I can't count the number of times I've seen National Lampoon's "Vacation." Or at least the first hour of it.
Every year, the night before my family embarked on our annual summer road trip, my dad would stick our dubbed, edited-for-TV version of the 1983 Chevy Chase comedy in the VCR. We very seldom made it all the way to the end -- my dad generally conked out long before the Griswolds found their way to Wally World, and the rest of us were probably packing by then.
But I know the first hour of the movie by heart, basically -- even if it was the edited-for-TV version.
Which, by the way, was arguably more offensive than the original. Take, for example, the scene where the Griswold clan get lost in St. Louis. In the theatrical version, I later discovered, the pimp they approach for directions says, "Fuck yo mama!" But in the edited version, he says, "What I look like? Christopher Columbo?"
But hey -- it was 1983. That was 30 years ago! And for every instance of cultural tone-deafness, "Vacation" gave us a dozen immortal family-road-trip one-liners. Lines like: "Nothing worth doing is easy, Ellen, you know that," "Watch those freeways!," "You're the gourmet chef around here, Eddie," "Do you enjoy throwing up every five minutes, Clod?," "Aw, they used to, Russ," "Good talk, Russ," "This is no longer a vacation. It's a quest. It's a quest for fun," and the poolside classic, "This is crazy, this is crazy, this is crazy!"
None of those lines may sound especially hilarious to a "Vacation" novice, but let me assure you -- they were screamingly funny to myself, ages 8 through 13, and the rest of my family as we repeated them and others while driving for days on end from our New Jersey home to Orlando, Myrtle Beach or Quebec City, Canada.
So the news that New Line is updating the "Vacation" franchise, with Ed Helms as a grown-up Rusty and -- if today"s report in The Hollywood Reporter pans out -- Christina Applegate as his wife and shotgun companion, has me feeling as anxious as a comic-book fan cautiously studying the IMDB page for the latest rumored Superman or Spider-Man adaptation.
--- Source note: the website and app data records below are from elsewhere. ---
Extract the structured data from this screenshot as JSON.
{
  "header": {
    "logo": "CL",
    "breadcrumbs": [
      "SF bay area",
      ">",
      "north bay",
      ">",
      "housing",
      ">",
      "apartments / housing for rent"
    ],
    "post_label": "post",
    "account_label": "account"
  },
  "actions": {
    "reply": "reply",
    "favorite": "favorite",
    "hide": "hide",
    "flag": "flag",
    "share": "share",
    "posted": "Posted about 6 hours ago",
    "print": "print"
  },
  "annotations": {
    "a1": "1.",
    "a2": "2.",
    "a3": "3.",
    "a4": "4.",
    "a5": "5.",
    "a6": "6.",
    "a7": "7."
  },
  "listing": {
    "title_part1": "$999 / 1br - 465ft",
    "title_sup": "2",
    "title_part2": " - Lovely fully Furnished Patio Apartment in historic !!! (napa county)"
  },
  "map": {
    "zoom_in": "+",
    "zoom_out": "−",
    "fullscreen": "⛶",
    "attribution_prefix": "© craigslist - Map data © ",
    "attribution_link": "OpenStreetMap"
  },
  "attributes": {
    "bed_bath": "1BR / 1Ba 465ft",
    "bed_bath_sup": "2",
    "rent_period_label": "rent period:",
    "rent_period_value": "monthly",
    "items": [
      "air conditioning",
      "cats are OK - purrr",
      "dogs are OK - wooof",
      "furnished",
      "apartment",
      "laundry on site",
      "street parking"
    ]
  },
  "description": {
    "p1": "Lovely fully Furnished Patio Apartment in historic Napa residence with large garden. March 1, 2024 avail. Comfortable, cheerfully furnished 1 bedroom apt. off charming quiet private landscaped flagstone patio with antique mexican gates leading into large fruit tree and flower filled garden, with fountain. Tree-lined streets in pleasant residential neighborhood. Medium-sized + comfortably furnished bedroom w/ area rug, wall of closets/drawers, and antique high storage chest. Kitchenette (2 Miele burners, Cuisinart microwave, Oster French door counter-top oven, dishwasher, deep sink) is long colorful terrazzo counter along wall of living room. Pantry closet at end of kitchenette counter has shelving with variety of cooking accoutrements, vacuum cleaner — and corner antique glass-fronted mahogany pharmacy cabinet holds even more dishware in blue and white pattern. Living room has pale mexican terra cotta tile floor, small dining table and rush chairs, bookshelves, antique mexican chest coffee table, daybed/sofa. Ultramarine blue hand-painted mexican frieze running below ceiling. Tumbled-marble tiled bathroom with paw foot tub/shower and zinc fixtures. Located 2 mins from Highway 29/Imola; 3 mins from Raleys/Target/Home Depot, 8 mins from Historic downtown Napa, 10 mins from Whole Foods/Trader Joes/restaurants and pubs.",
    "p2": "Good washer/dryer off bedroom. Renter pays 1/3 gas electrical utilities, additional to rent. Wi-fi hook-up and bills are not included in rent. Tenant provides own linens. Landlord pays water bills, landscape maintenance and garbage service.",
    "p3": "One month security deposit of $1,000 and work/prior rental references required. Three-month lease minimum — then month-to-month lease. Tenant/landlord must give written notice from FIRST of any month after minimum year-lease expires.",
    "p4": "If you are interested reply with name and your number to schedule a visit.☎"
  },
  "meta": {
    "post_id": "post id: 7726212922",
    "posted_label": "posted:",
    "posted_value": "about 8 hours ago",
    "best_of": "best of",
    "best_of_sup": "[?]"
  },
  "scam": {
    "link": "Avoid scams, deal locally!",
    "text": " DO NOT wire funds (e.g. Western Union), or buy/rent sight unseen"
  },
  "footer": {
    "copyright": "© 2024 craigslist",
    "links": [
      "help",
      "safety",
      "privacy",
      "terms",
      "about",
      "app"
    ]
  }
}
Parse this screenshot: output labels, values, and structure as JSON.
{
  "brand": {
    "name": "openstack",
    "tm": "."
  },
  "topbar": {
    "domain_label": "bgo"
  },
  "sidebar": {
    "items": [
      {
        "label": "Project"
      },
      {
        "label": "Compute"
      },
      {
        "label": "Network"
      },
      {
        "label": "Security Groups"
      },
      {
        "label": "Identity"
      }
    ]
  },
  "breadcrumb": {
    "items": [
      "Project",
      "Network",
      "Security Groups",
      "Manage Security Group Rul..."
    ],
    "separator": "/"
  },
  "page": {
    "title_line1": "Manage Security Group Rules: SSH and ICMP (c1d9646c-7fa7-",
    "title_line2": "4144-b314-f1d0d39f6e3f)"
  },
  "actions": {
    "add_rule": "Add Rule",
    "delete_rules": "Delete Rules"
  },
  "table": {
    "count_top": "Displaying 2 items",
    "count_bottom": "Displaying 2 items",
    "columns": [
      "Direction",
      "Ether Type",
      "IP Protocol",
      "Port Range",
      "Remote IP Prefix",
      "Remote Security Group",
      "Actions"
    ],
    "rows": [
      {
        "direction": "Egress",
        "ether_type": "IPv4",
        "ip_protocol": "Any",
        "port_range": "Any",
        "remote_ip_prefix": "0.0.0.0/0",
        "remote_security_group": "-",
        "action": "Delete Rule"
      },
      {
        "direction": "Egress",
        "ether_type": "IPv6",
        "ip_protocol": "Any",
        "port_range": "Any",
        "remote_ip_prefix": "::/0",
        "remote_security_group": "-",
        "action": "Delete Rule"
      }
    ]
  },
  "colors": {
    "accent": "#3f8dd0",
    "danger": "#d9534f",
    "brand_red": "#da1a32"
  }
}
It's not as if the "Vacation" franchise is sacred or anything -- the craptastic "Vegas Vacation" (1997) and "National Lampoon's Christmas Vacation 2: Cousin Eddie's Island Adventure" (2003) took care of that problem. But those films were mere afterthoughts to the glorious original and its first two not-bad sequels. ("Big Ben, kids! Parliament!") A reboot, however, raises two disturbing possibilities: it could be terrible in a whole new way that blots out our memory of the original, or it could be good in a way that invites a whole new group of fans into what has long felt like a cozy club.
No matter what, it won't be the same for me -- and not only because I don't take annual road trips with my family anymore. Eight-year-old boys are the world's leading experts in quoting corny lines from movies. Thirty-eight-year-old men, not so much. (Although if you've met some of my friends, you might beg to differ.) So even though I know I'll go see "New Vacation" when it comes out, I highly doubt I'll immediately regroup with my friends in the parking lot afterward and repeat as many lines as we can remember before our memories fade and we lose them forever. (Do kids still do this, now that the Internet exists? I hope so. Man, that was fun.)
There's another, bigger problem: John Hughes is no longer with us. The man who gave the world "The Breakfast Club," "Ferris Bueller's Day Off" and the script for "Pretty in Pink" also wrote "Vacation" -- it was only his third feature -- and I'm sorry but there's no way anyone else can match the combination of biting humor and youthful innocence that he brought to this and so many other movies. I've recently had the experience of not enjoying a new film -- "The Spectacular Now," which debuted at Sundance and appeared again at this year's SXSW Film fest -- as much as I might have liked because someone had incautiously said it reminded them of a John Hughes movie. Instead of relaxing and enjoying the movie in front of me, I spent half the time thinking to myself, "John Hughes never would have written that line."
But don't let my ambivalence stop you from getting excited about a new "Vacation" movie. After all, even I can admit that Ed Helms has a very Griswoldian thing going on. He's a fine choice to play a latter-day Rusty. And, years after lighting up adolescent fantasies across the land as the naughty sister in "Married With Children," Christina Applegate has the same sexy-mama vibe that Beverly D'Angelo brought to the role of Ellen Griswold in the original movie.
Obviously, I hope D'Angelo and Chevy Chase turn up in the new movie -- though maybe not for too long. (If this recent Old Navy ad is any indication, Chase's Clark has morphed from a dopey but vaguely virile Big Daddy to an overstuffed ham sandwich.) But mostly I want great one-liners. I want great supporting actors -- Christie Brinkley, Randy Quaid, Eugene Levy, Brian Doyle-Murray, Imogene Coca and a teenaged Jane Krakowski were all wonderful in the original. And I want to be transported to a world where a man's best-laid plans always go awry -- but his family puts up with him anyway.